[Records for processing — start]

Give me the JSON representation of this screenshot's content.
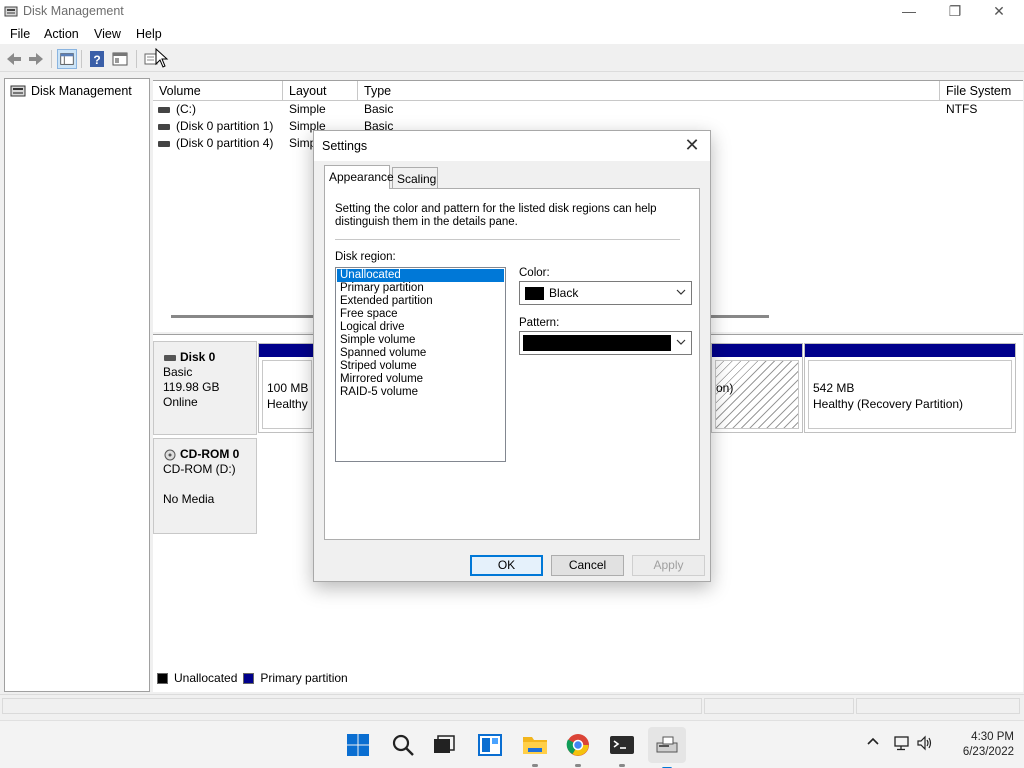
{
  "window": {
    "title": "Disk Management",
    "controls": {
      "minimize": "—",
      "maximize": "❐",
      "close": "✕"
    }
  },
  "menu": [
    "File",
    "Action",
    "View",
    "Help"
  ],
  "tree": {
    "root": "Disk Management"
  },
  "volume_list": {
    "columns": [
      "Volume",
      "Layout",
      "Type",
      "File System"
    ],
    "rows": [
      {
        "volume": "(C:)",
        "layout": "Simple",
        "type": "Basic",
        "fs": "NTFS"
      },
      {
        "volume": "(Disk 0 partition 1)",
        "layout": "Simple",
        "type": "Basic",
        "fs": ""
      },
      {
        "volume": "(Disk 0 partition 4)",
        "layout": "Simp",
        "type": "",
        "fs": ""
      }
    ]
  },
  "disks": [
    {
      "name": "Disk 0",
      "type": "Basic",
      "size": "119.98 GB",
      "status": "Online"
    },
    {
      "name": "CD-ROM 0",
      "type": "CD-ROM (D:)",
      "size": "",
      "status": "No Media"
    }
  ],
  "partitions": [
    {
      "size": "100 MB",
      "status": "Healthy ("
    },
    {
      "size": "",
      "status": "on)"
    },
    {
      "size": "542 MB",
      "status": "Healthy (Recovery Partition)"
    }
  ],
  "legend": [
    {
      "label": "Unallocated",
      "color": "#000000"
    },
    {
      "label": "Primary partition",
      "color": "#00008b"
    }
  ],
  "dialog": {
    "title": "Settings",
    "close": "✕",
    "tabs": [
      "Appearance",
      "Scaling"
    ],
    "description": "Setting the color and pattern for the listed disk regions can help distinguish them in the details pane.",
    "disk_region_label": "Disk region:",
    "disk_regions": [
      "Unallocated",
      "Primary partition",
      "Extended partition",
      "Free space",
      "Logical drive",
      "Simple volume",
      "Spanned volume",
      "Striped volume",
      "Mirrored volume",
      "RAID-5 volume"
    ],
    "selected_region": "Unallocated",
    "color_label": "Color:",
    "color_value": "Black",
    "pattern_label": "Pattern:",
    "buttons": {
      "ok": "OK",
      "cancel": "Cancel",
      "apply": "Apply"
    }
  },
  "taskbar": {
    "time": "4:30 PM",
    "date": "6/23/2022"
  },
  "colors": {
    "accent": "#0078d7",
    "primary_partition": "#00008b"
  }
}
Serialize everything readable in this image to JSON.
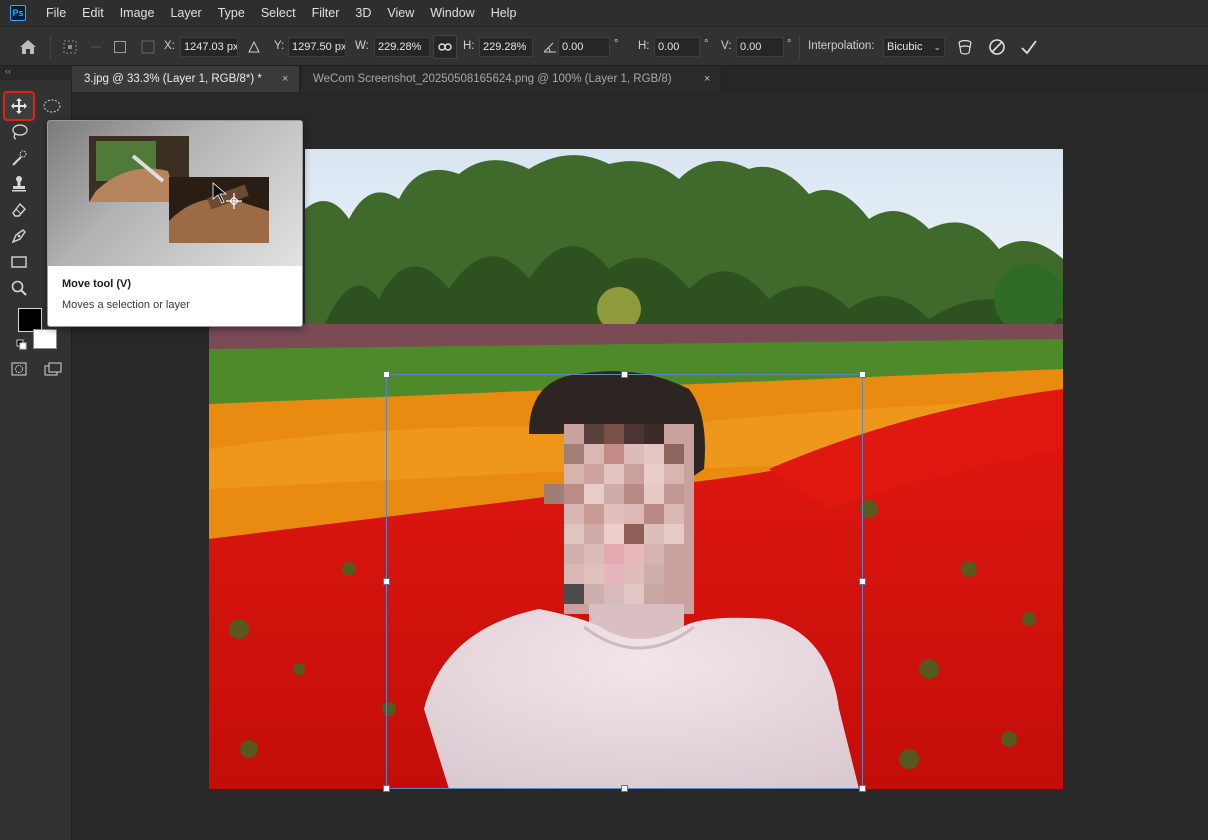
{
  "app": {
    "logo_text": "Ps"
  },
  "menu": [
    "File",
    "Edit",
    "Image",
    "Layer",
    "Type",
    "Select",
    "Filter",
    "3D",
    "View",
    "Window",
    "Help"
  ],
  "options": {
    "x_label": "X:",
    "x_value": "1247.03 px",
    "y_label": "Y:",
    "y_value": "1297.50 px",
    "w_label": "W:",
    "w_value": "229.28%",
    "h_label": "H:",
    "h_value": "229.28%",
    "angle_value": "0.00",
    "hskew_label": "H:",
    "hskew_value": "0.00",
    "vskew_label": "V:",
    "vskew_value": "0.00",
    "degree_symbol": "°",
    "interpolation_label": "Interpolation:",
    "interpolation_value": "Bicubic"
  },
  "tabs": [
    {
      "label": "3.jpg @ 33.3% (Layer 1, RGB/8*) *",
      "close": "×",
      "active": true
    },
    {
      "label": "WeCom Screenshot_20250508165624.png @ 100% (Layer 1, RGB/8)",
      "close": "×",
      "active": false
    }
  ],
  "toolbar": {
    "collapse_glyph": "‹‹"
  },
  "tooltip": {
    "title": "Move tool (V)",
    "description": "Moves a selection or layer"
  },
  "colors": {
    "foreground": "#000000",
    "background": "#ffffff",
    "selection_outline": "#e0201b",
    "transform_box": "#5b85c8"
  }
}
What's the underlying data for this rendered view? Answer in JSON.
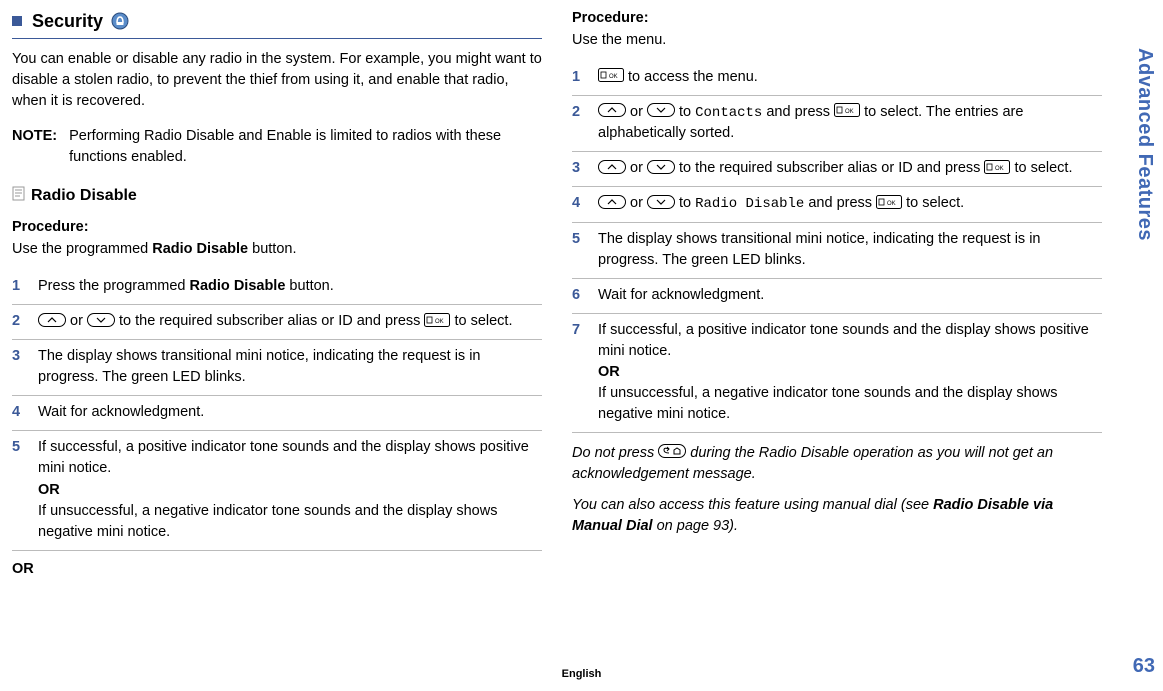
{
  "sideTab": "Advanced Features",
  "pageNumber": "63",
  "englishLabel": "English",
  "left": {
    "sectionTitle": "Security",
    "intro": "You can enable or disable any radio in the system. For example, you might want to disable a stolen radio, to prevent the thief from using it, and enable that radio, when it is recovered.",
    "noteLabel": "NOTE:",
    "noteText": "Performing Radio Disable and Enable is limited to radios with these functions enabled.",
    "subheading": "Radio Disable",
    "procLabel": "Procedure:",
    "procTextA": "Use the programmed ",
    "procTextBold": "Radio Disable",
    "procTextB": " button.",
    "step1a": "Press the programmed ",
    "step1bold": "Radio Disable",
    "step1b": " button.",
    "step2a": " or ",
    "step2b": " to the required subscriber alias or ID and press ",
    "step2c": " to select.",
    "step3": " The display shows transitional mini notice, indicating the request is in progress. The green LED blinks.",
    "step4": "Wait for acknowledgment.",
    "step5a": "If successful, a positive indicator tone sounds and the display shows positive mini notice.",
    "step5or": "OR",
    "step5b": "If unsuccessful, a negative indicator tone sounds and the display shows negative mini notice.",
    "orBottom": "OR"
  },
  "right": {
    "procLabel": "Procedure:",
    "procText": "Use the menu.",
    "step1a": " to access the menu.",
    "step2a": " or ",
    "step2b": " to ",
    "step2mono": "Contacts",
    "step2c": " and press ",
    "step2d": " to select. The entries are alphabetically sorted.",
    "step3a": " or ",
    "step3b": " to the required subscriber alias or ID and press ",
    "step3c": " to select.",
    "step4a": " or ",
    "step4b": " to ",
    "step4mono": "Radio Disable",
    "step4c": " and press ",
    "step4d": " to select.",
    "step5": "The display shows transitional mini notice, indicating the request is in progress. The green LED blinks.",
    "step6": "Wait for acknowledgment.",
    "step7a": "If successful, a positive indicator tone sounds and the display shows positive mini notice.",
    "step7or": "OR",
    "step7b": "If unsuccessful, a negative indicator tone sounds and the display shows negative mini notice.",
    "italicNote1a": "Do not press ",
    "italicNote1b": " during the Radio Disable operation as you will not get an acknowledgement message.",
    "italicNote2a": "You can also access this feature using manual dial (see ",
    "italicNote2bold": "Radio Disable via Manual Dial",
    "italicNote2b": " on page 93)."
  },
  "nums": {
    "n1": "1",
    "n2": "2",
    "n3": "3",
    "n4": "4",
    "n5": "5",
    "n6": "6",
    "n7": "7"
  }
}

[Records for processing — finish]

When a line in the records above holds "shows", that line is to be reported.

● **Result for this exercise**
    "step3": " The display shows transitional mini notice, indicating the request is in progress. The green LED blinks.",
    "step5a": "If successful, a positive indicator tone sounds and the display shows positive mini notice.",
    "step5b": "If unsuccessful, a negative indicator tone sounds and the display shows negative mini notice.",
    "step5": "The display shows transitional mini notice, indicating the request is in progress. The green LED blinks.",
    "step7a": "If successful, a positive indicator tone sounds and the display shows positive mini notice.",
    "step7b": "If unsuccessful, a negative indicator tone sounds and the display shows negative mini notice.",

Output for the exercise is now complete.